Mass Effect: Return from the Shadows
Lines are Drawn
With the knowledge that Grelck and his empire, there were many who began to wonder what else was out there. If such a large fleet had amassed without anyone knowing about it, were they actually as safe as they thought they were? The Krogan, for the most part, had remained fairly quiet by their standards, there were rumors that the Geth had fixed their replicating facilities, and the Rachni were still no where to be found. Although they weren’t necessarily dangerous, it was enough to make some people feel uneasy. Plus, those were only the things that they knew about.
The Krogan issue was particularly disturbing to the Salarians. Even with Urdnot Wrex back at the reins and the warring clans being brought back under control, the number of Krogan was growing rapidly. Though these young Krogan would take decades to mature, they could easily start to outnumber many of the other species in the galaxy, maybe even all of them combined. And although they were mostly under control now, Urdnot Wrex would not be around forever and there was no guarantee that he would even remain in such a position of power. The topic of how to control the Krogans’ numbers was brought up numerous times in Council meetings, with the Salarian Councilor Arish pushing for something to be done.
The Salarians were still sore that Commander Shepard hadn’t done as they wished and the humans stood by their greatest hero’s decision. There was already a rift between the Salarians and the humans because of this and it only grew deeper as the humans insisted that Krogan be left alone. The Turians and Asari were split on the subject, though more Turians leaned towards aiding the Salarians and more asari sided with the humans. These arguments were kept quite secret, however, so as to not anger the Krogan or worry the general public.
Another major topic of dispute had to do with the Batarians. Many human colonists, some say under the instructions of the Systems Alliance, moved to try and colonize many worlds that had once belonged to the Batarians.
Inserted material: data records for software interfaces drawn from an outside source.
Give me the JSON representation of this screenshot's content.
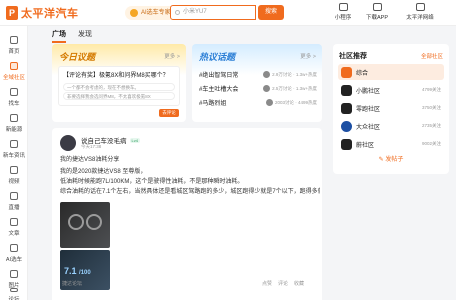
{
  "header": {
    "logo_mark": "P",
    "logo_text": "太平洋汽车",
    "brand_pill": "AI选车专家",
    "search_placeholder": "小米YU7",
    "search_button": "搜索",
    "links": [
      "小程序",
      "下载APP",
      "太平洋网络"
    ]
  },
  "sidebar": {
    "items": [
      {
        "label": "首页",
        "icon": "home-icon"
      },
      {
        "label": "全域社区",
        "icon": "community-icon"
      },
      {
        "label": "找车",
        "icon": "car-icon"
      },
      {
        "label": "新能源",
        "icon": "energy-icon"
      },
      {
        "label": "新车资讯",
        "icon": "news-icon"
      },
      {
        "label": "视频",
        "icon": "video-icon"
      },
      {
        "label": "直播",
        "icon": "live-icon"
      },
      {
        "label": "文章",
        "icon": "article-icon"
      },
      {
        "label": "AI选车",
        "icon": "ai-icon"
      },
      {
        "label": "图片",
        "icon": "image-icon"
      },
      {
        "label": "论坛",
        "icon": "forum-icon"
      }
    ],
    "active_index": 1
  },
  "tabs": [
    "广场",
    "发现"
  ],
  "today_topic": {
    "title": "今日议题",
    "more": "更多 >",
    "question": "【评论有奖】极氪8X和问界M8买哪个？",
    "options": [
      "一个都不会考虑的，现在不想换车。",
      "非要选择我会选问界M8，不太喜欢极氪8X"
    ],
    "button": "去评论"
  },
  "hot_topics": {
    "title": "热议话题",
    "more": "更多 >",
    "items": [
      {
        "name": "#绝出智驾日常",
        "meta": "2.9万讨论 · 1.3w+热度"
      },
      {
        "name": "#车主吐槽大会",
        "meta": "2.5万讨论 · 1.3w+热度"
      },
      {
        "name": "#马路烈姐",
        "meta": "2003讨论 · 4499热度"
      }
    ]
  },
  "community": {
    "title": "社区推荐",
    "all": "全部社区",
    "items": [
      {
        "name": "综合",
        "count": "",
        "color": "#f06b1e"
      },
      {
        "name": "小鹏社区",
        "count": "4799关注",
        "color": "#222222"
      },
      {
        "name": "零跑社区",
        "count": "3750关注",
        "color": "#222222"
      },
      {
        "name": "大众社区",
        "count": "2735关注",
        "color": "#1c4fa3"
      },
      {
        "name": "蔚社区",
        "count": "9002关注",
        "color": "#222222"
      }
    ],
    "post_button": "发帖子"
  },
  "post": {
    "author": "说自己车没毛病",
    "level": "Lv4",
    "date": "今天17:38",
    "lines": [
      "我的捷达VS8油耗分享",
      "我的是2020款捷达VS8 至尊版，",
      "低油耗时候能跑7L/100KM，这个是驶得性油耗，不是那种瞬时油耗。",
      "综合油耗的话在7.1个左右，当然具体还是看城区驾路跑的多少，城区跑得少就是7个以下，跑得多就7..."
    ],
    "image_value": "7.1",
    "image_unit": "/100",
    "forum": "捷达论坛",
    "actions": [
      "点赞",
      "评论",
      "收藏"
    ]
  }
}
Before the Reaper invasion, there were many human/Batarian disputes in the Skyllian Verge. Both races tried to colonize and claim these worlds and neither was willing to come to an agreement. Then, when the invasion began, the Batarians were hit first, and hard. Their race was nearly wiped out, and by the end of the war there were, at the highest estimates, a million of the four-eyed aliens left. Once the smoked cleared, the Batarian refugees that had managed to escape to Council space were left with nowhere to go back to. The mass relay to their homeworld was destroyed and they hardly had the manpower to repair it even if it hadn’t. The refugees were allowed on many worlds, though they never quite belonged.
Then, in 2199, a Batarian named Esab-ba Ishno sent out a call to his fellows; they needed to reclaim what was rightfully theirs. Though they couldn’t reach their homeworld, several systems in the Skyllian Verge were already realigned with the mass relays. The only problem was that these worlds had already been claimed by human colonists. The ownership of the said planets had been disputed by the two races before the invasion of the Reapers and in the aftermath, with hardly any Batarians left in the galaxy left to argue, the humans moved in. However, under Ishno’s rallying call, many decided that they no longer wanted to just live other’s worlds; they wanted some of their own. Much of the Citadel Council was behind the Batarians; some because they felt for the refugees and others because they just wanted the gruff aliens off their planets.
At first the human colonists were unwilling to even negotiate with Citadel ambassadors. They insisted that they had claimed what was rightfully theirs. The dislike between the two species had not healed over the years and the humans didn’t want four-eyed aliens on their planets. The System Alliance began to receive a lot of heat from the other Citadel races but the Alliance replied that they had little control over these colonists. This response wasn’t taken well by the rest of the Council and in the end, the Alliance said they would “do what they could.” Eventually, the colonists proposed a deal that would allow the Batarians on their planets, but under the already in place governments.
The deal infuriated Ishno and his followers; they believed that the systems were theirs and they gained nothing by moving. They wanted to govern themselves, not live under the rules of others, and they wanted to do it on their old planets.Whether this was because they felt some sentimental value towards them or just despised the fact that the humans now held them wasn’t clear, but what was clear was that they weren’t going to accept the deal.
For some reason or another, the Salarian Councilor took the Batarians’ case and pushed for the Turian and Asari councilors to follow her urges. Although she was suspicious as to what Councilor Arish’s true motives were, Asari Councilor Vasira could not deny that the Batarians had a legitimate case and she felt that they should have their own world. In the end, a vote of 3-1 in favor of the Batarians forced the human colonists to surrender one of their planets. The humans were furious about this, especially at the Salarians. This was the second time that the two races were at odds with each other over major issues and was certainly a sign of things to come.